Dataset entries:
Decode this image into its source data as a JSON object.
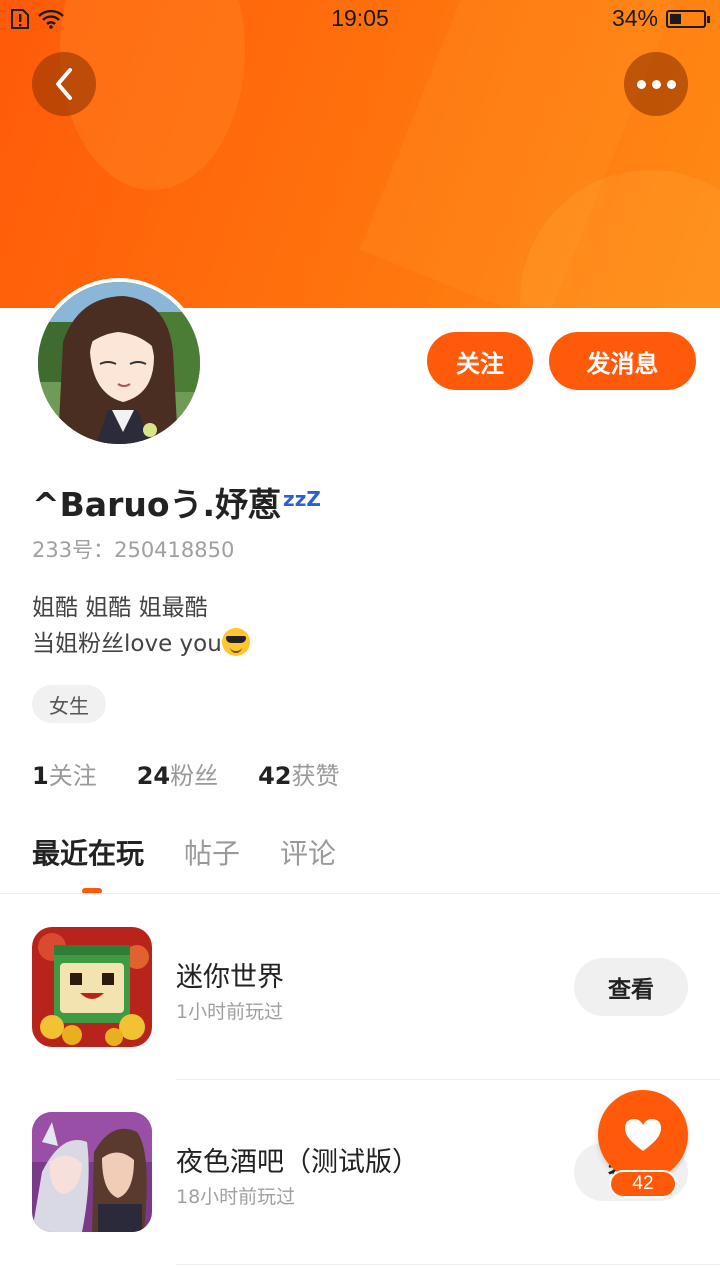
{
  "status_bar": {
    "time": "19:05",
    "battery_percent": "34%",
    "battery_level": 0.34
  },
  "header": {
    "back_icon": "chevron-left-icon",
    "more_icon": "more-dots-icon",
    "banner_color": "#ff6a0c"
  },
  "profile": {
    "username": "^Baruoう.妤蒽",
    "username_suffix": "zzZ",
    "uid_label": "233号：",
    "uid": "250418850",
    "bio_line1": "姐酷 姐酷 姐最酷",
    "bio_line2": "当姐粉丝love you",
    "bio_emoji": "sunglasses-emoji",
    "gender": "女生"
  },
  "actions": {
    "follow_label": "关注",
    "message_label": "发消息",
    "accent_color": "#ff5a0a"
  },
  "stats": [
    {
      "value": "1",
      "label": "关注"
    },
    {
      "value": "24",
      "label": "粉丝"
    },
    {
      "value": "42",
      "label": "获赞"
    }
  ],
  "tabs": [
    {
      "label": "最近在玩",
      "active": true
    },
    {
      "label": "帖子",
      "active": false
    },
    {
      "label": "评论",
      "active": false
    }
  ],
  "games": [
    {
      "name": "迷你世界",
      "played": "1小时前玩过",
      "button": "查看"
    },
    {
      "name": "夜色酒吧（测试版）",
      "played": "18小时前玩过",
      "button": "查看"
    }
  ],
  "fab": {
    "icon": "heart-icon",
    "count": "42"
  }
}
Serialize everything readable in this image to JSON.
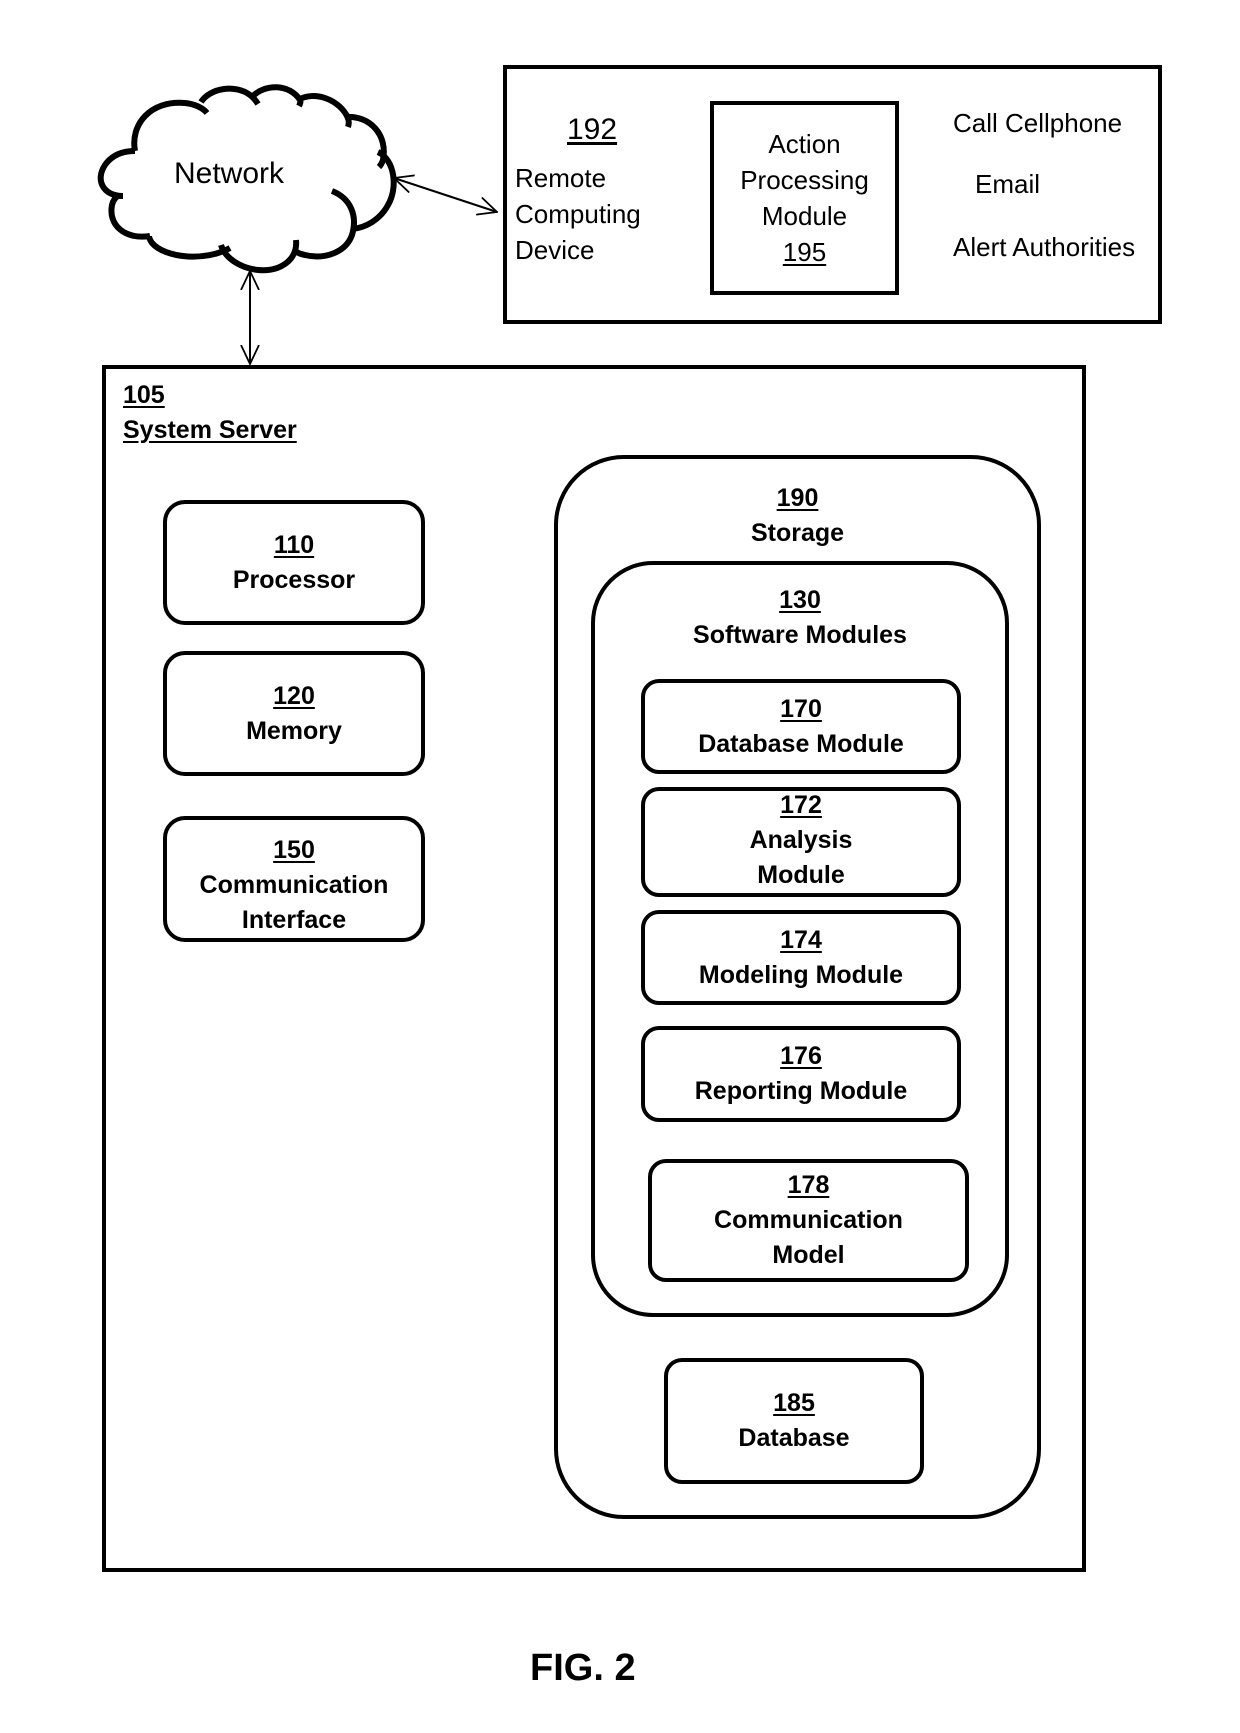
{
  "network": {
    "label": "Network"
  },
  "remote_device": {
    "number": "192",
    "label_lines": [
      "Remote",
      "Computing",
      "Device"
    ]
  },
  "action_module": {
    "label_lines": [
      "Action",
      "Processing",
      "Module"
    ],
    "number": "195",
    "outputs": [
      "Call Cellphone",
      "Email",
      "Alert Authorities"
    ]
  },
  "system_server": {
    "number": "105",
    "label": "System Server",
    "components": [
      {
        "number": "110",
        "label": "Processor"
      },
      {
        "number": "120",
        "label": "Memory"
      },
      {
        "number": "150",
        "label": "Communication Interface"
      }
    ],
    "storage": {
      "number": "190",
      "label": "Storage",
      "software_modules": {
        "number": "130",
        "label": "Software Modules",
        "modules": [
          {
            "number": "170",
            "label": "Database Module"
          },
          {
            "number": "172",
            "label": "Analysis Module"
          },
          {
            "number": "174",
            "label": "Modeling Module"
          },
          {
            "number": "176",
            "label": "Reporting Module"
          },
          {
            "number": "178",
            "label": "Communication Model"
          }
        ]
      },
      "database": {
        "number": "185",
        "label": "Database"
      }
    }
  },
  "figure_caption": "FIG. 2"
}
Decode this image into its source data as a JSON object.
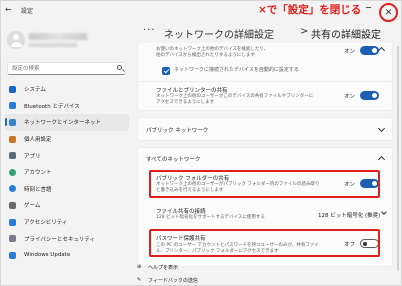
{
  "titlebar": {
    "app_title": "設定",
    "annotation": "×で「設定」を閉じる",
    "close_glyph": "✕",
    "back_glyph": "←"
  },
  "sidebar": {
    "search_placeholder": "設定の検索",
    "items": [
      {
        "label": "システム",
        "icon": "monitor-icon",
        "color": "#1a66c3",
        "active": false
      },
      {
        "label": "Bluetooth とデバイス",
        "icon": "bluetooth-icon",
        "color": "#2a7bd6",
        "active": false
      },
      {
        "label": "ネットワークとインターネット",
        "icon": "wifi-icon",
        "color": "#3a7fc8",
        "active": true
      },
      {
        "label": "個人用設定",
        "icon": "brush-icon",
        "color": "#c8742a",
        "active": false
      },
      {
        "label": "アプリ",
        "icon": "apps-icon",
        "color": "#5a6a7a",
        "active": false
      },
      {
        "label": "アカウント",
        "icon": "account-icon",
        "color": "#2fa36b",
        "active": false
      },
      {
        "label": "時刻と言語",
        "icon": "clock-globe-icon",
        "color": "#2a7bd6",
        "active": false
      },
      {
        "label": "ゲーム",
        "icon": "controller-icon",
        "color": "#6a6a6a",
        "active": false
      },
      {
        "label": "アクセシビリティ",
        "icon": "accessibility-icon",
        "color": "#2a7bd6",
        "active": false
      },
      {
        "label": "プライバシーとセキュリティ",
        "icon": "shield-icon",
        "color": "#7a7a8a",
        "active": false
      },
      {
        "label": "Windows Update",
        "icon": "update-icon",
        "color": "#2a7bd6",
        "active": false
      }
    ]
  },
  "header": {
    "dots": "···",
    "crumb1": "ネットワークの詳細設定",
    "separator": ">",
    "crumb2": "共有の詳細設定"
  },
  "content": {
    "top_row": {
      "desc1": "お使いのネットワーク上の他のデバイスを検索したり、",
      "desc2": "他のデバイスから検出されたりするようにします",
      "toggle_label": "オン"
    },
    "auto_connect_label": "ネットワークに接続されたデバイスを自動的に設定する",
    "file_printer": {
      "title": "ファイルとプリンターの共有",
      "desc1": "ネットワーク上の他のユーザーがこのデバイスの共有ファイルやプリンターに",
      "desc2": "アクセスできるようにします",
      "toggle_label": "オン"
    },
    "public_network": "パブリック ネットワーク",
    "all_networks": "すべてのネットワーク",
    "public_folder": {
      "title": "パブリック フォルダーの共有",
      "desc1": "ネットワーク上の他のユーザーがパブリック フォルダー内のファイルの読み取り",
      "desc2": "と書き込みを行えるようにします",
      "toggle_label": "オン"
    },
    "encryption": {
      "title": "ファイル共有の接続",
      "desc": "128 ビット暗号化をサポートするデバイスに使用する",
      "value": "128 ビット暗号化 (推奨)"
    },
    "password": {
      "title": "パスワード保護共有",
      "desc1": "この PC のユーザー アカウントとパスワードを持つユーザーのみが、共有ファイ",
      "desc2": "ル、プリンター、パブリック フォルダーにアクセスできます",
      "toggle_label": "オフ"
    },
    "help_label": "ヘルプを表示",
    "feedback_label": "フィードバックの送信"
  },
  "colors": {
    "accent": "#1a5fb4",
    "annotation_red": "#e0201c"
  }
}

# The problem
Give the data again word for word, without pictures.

# Task answer
Decode this image into its source data as a JSON object.
{
  "status_bar": {
    "time": "19:05",
    "battery_percent": "34%",
    "battery_level": 0.34
  },
  "header": {
    "back_icon": "chevron-left-icon",
    "more_icon": "more-dots-icon",
    "banner_color": "#ff6a0c"
  },
  "profile": {
    "username": "^Baruoう.妤蒽",
    "username_suffix": "zzZ",
    "uid_label": "233号：",
    "uid": "250418850",
    "bio_line1": "姐酷 姐酷 姐最酷",
    "bio_line2": "当姐粉丝love you",
    "bio_emoji": "sunglasses-emoji",
    "gender": "女生"
  },
  "actions": {
    "follow_label": "关注",
    "message_label": "发消息",
    "accent_color": "#ff5a0a"
  },
  "stats": [
    {
      "value": "1",
      "label": "关注"
    },
    {
      "value": "24",
      "label": "粉丝"
    },
    {
      "value": "42",
      "label": "获赞"
    }
  ],
  "tabs": [
    {
      "label": "最近在玩",
      "active": true
    },
    {
      "label": "帖子",
      "active": false
    },
    {
      "label": "评论",
      "active": false
    }
  ],
  "games": [
    {
      "name": "迷你世界",
      "played": "1小时前玩过",
      "button": "查看"
    },
    {
      "name": "夜色酒吧（测试版）",
      "played": "18小时前玩过",
      "button": "查看"
    }
  ],
  "fab": {
    "icon": "heart-icon",
    "count": "42"
  }
}
Serialize everything readable in this image to JSON.
{
  "network": {
    "label": "Network"
  },
  "remote_device": {
    "number": "192",
    "label_lines": [
      "Remote",
      "Computing",
      "Device"
    ]
  },
  "action_module": {
    "label_lines": [
      "Action",
      "Processing",
      "Module"
    ],
    "number": "195",
    "outputs": [
      "Call Cellphone",
      "Email",
      "Alert Authorities"
    ]
  },
  "system_server": {
    "number": "105",
    "label": "System Server",
    "components": [
      {
        "number": "110",
        "label": "Processor"
      },
      {
        "number": "120",
        "label": "Memory"
      },
      {
        "number": "150",
        "label": "Communication Interface"
      }
    ],
    "storage": {
      "number": "190",
      "label": "Storage",
      "software_modules": {
        "number": "130",
        "label": "Software Modules",
        "modules": [
          {
            "number": "170",
            "label": "Database Module"
          },
          {
            "number": "172",
            "label": "Analysis Module"
          },
          {
            "number": "174",
            "label": "Modeling Module"
          },
          {
            "number": "176",
            "label": "Reporting Module"
          },
          {
            "number": "178",
            "label": "Communication Model"
          }
        ]
      },
      "database": {
        "number": "185",
        "label": "Database"
      }
    }
  },
  "figure_caption": "FIG. 2"
}
Decode this image into its source data as a JSON object.
{
  "titlebar": {
    "app_title": "設定",
    "annotation": "×で「設定」を閉じる",
    "close_glyph": "✕",
    "back_glyph": "←"
  },
  "sidebar": {
    "search_placeholder": "設定の検索",
    "items": [
      {
        "label": "システム",
        "icon": "monitor-icon",
        "color": "#1a66c3",
        "active": false
      },
      {
        "label": "Bluetooth とデバイス",
        "icon": "bluetooth-icon",
        "color": "#2a7bd6",
        "active": false
      },
      {
        "label": "ネットワークとインターネット",
        "icon": "wifi-icon",
        "color": "#3a7fc8",
        "active": true
      },
      {
        "label": "個人用設定",
        "icon": "brush-icon",
        "color": "#c8742a",
        "active": false
      },
      {
        "label": "アプリ",
        "icon": "apps-icon",
        "color": "#5a6a7a",
        "active": false
      },
      {
        "label": "アカウント",
        "icon": "account-icon",
        "color": "#2fa36b",
        "active": false
      },
      {
        "label": "時刻と言語",
        "icon": "clock-globe-icon",
        "color": "#2a7bd6",
        "active": false
      },
      {
        "label": "ゲーム",
        "icon": "controller-icon",
        "color": "#6a6a6a",
        "active": false
      },
      {
        "label": "アクセシビリティ",
        "icon": "accessibility-icon",
        "color": "#2a7bd6",
        "active": false
      },
      {
        "label": "プライバシーとセキュリティ",
        "icon": "shield-icon",
        "color": "#7a7a8a",
        "active": false
      },
      {
        "label": "Windows Update",
        "icon": "update-icon",
        "color": "#2a7bd6",
        "active": false
      }
    ]
  },
  "header": {
    "dots": "···",
    "crumb1": "ネットワークの詳細設定",
    "separator": ">",
    "crumb2": "共有の詳細設定"
  },
  "content": {
    "top_row": {
      "desc1": "お使いのネットワーク上の他のデバイスを検索したり、",
      "desc2": "他のデバイスから検出されたりするようにします",
      "toggle_label": "オン"
    },
    "auto_connect_label": "ネットワークに接続されたデバイスを自動的に設定する",
    "file_printer": {
      "title": "ファイルとプリンターの共有",
      "desc1": "ネットワーク上の他のユーザーがこのデバイスの共有ファイルやプリンターに",
      "desc2": "アクセスできるようにします",
      "toggle_label": "オン"
    },
    "public_network": "パブリック ネットワーク",
    "all_networks": "すべてのネットワーク",
    "public_folder": {
      "title": "パブリック フォルダーの共有",
      "desc1": "ネットワーク上の他のユーザーがパブリック フォルダー内のファイルの読み取り",
      "desc2": "と書き込みを行えるようにします",
      "toggle_label": "オン"
    },
    "encryption": {
      "title": "ファイル共有の接続",
      "desc": "128 ビット暗号化をサポートするデバイスに使用する",
      "value": "128 ビット暗号化 (推奨)"
    },
    "password": {
      "title": "パスワード保護共有",
      "desc1": "この PC のユーザー アカウントとパスワードを持つユーザーのみが、共有ファイ",
      "desc2": "ル、プリンター、パブリック フォルダーにアクセスできます",
      "toggle_label": "オフ"
    },
    "help_label": "ヘルプを表示",
    "feedback_label": "フィードバックの送信"
  },
  "colors": {
    "accent": "#1a5fb4",
    "annotation_red": "#e0201c"
  }
}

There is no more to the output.